And in the late 1960s, they were still giving Oscars to overblown musicals like Oliver in a year that featured films like The Killing of Sister George, Bullitt and 2001:A Space Odyssey.
OscarsSoWhite is nothing new, it is absolutely systemic...the Establishment has always controlled the Academy.
Thanks for your great post!
-Chris

Silver Screenings said...

I have never wondered about A Hard Day's Night not being nominated for Best Original Song but, now that you mention it, it's a rather glaring omission from that year's nominations. From the reasons you provided (they were British and rock & roll wasn't normally considered), I can see why the Academy leaned a certain way.

Thanks for sharing this with us. You've given me some things to think about, especially when it comes time to awarding the song winner at tonight's Oscar ceremony.

FlickChick said...

Oh boy, do I agree with you. Great post - and history has certainly proven you correct. I saw this film last year for the first time and decades and was so bowled over by how GOOD it was. When I first aw it I was just madly in love with the Fab Four. But, a little distance reveals just how talented they were and just how fine this film is (and how much it still hurts to think that John and George have left us).

Steve Bailey said...

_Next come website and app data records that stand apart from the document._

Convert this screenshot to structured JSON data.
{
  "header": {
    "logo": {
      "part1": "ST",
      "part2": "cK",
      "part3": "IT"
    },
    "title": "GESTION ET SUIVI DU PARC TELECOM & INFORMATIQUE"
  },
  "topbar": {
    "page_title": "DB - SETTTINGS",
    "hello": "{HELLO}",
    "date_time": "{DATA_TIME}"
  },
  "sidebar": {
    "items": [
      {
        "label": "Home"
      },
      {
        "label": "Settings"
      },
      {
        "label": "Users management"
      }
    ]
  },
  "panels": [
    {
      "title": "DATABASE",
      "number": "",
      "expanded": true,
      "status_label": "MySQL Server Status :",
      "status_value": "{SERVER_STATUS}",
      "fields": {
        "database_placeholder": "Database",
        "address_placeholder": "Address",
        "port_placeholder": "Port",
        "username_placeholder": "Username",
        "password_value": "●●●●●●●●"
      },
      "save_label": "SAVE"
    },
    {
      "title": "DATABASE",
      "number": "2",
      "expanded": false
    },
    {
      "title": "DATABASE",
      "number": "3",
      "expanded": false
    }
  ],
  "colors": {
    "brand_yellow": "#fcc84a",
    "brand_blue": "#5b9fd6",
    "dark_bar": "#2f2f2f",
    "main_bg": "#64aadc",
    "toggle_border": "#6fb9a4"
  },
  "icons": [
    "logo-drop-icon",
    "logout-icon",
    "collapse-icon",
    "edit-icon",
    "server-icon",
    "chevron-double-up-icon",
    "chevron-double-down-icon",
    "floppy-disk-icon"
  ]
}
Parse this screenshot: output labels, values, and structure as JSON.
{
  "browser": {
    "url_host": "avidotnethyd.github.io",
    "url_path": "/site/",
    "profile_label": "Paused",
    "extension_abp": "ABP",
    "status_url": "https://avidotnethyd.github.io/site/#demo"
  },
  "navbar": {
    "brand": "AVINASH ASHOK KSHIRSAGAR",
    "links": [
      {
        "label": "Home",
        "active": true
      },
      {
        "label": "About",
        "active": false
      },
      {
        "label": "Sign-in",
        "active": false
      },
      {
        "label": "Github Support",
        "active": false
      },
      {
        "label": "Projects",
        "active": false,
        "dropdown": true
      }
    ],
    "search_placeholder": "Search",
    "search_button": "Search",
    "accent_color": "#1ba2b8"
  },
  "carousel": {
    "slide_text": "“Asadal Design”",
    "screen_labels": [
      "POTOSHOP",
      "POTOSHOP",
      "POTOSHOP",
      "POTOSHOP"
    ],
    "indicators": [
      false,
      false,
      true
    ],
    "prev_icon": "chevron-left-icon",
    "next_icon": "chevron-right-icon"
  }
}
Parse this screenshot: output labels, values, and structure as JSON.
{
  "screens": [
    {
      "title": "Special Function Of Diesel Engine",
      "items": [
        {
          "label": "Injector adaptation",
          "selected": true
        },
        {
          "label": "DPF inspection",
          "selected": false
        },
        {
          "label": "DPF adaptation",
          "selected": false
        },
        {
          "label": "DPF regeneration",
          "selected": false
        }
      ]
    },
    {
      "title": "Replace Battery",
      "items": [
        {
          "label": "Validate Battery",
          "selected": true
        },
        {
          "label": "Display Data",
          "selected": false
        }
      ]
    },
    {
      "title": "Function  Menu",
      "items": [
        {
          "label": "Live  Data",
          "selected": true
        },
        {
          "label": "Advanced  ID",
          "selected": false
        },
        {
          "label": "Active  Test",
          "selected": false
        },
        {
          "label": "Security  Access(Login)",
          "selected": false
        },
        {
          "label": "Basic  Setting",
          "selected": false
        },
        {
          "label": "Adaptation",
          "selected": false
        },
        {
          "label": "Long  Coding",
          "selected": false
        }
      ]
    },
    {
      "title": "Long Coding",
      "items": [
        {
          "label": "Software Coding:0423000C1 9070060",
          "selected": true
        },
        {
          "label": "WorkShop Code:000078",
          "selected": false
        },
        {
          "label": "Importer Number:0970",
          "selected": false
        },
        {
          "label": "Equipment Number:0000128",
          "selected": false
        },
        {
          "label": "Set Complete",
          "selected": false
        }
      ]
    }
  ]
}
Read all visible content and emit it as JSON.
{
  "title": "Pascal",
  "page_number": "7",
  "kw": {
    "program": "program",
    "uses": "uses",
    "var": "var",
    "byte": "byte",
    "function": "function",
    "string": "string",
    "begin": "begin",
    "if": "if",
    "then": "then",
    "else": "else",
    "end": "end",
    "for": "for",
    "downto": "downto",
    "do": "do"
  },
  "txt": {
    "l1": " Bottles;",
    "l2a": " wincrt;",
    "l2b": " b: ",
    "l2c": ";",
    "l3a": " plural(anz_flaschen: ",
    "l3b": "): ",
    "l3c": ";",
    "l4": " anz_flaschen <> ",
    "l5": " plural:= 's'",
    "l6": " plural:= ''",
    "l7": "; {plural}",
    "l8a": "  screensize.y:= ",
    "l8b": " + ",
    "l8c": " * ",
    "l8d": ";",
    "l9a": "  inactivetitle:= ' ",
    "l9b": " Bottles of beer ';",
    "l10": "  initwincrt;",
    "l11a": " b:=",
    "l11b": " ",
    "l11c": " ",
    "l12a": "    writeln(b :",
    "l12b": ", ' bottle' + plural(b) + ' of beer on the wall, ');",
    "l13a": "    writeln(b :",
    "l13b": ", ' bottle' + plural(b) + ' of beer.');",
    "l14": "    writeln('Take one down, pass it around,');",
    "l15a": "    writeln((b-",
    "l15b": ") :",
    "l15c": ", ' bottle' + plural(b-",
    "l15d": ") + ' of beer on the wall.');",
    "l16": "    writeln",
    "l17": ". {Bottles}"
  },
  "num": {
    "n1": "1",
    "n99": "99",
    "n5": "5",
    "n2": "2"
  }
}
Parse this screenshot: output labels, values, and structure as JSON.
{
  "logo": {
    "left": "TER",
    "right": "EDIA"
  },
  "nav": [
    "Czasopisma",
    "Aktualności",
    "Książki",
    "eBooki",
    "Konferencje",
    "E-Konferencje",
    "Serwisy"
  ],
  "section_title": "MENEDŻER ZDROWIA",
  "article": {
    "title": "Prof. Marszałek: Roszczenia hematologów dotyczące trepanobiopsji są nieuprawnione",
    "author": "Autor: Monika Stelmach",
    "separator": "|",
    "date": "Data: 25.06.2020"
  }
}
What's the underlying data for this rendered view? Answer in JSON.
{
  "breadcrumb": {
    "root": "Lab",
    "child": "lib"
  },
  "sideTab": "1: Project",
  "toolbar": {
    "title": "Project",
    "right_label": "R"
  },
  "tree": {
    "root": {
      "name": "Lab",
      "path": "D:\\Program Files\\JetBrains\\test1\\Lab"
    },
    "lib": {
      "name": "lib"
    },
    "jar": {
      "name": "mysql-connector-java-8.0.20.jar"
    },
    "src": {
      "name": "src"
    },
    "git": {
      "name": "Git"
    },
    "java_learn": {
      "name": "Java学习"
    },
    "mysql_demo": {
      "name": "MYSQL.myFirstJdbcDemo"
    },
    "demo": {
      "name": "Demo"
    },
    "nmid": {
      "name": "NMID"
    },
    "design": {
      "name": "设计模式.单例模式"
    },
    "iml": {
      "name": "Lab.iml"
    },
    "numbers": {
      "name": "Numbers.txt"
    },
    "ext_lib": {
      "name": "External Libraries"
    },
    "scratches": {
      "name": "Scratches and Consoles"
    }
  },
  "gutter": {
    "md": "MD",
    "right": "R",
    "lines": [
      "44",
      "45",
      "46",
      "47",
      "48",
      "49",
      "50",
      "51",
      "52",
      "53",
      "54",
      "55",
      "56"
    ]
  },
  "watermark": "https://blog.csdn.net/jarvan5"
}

I've been Beatles-biased for decades, but still, you've made your point well. Every song in that movie has stood the test of time, far better than most of the nominees of that year.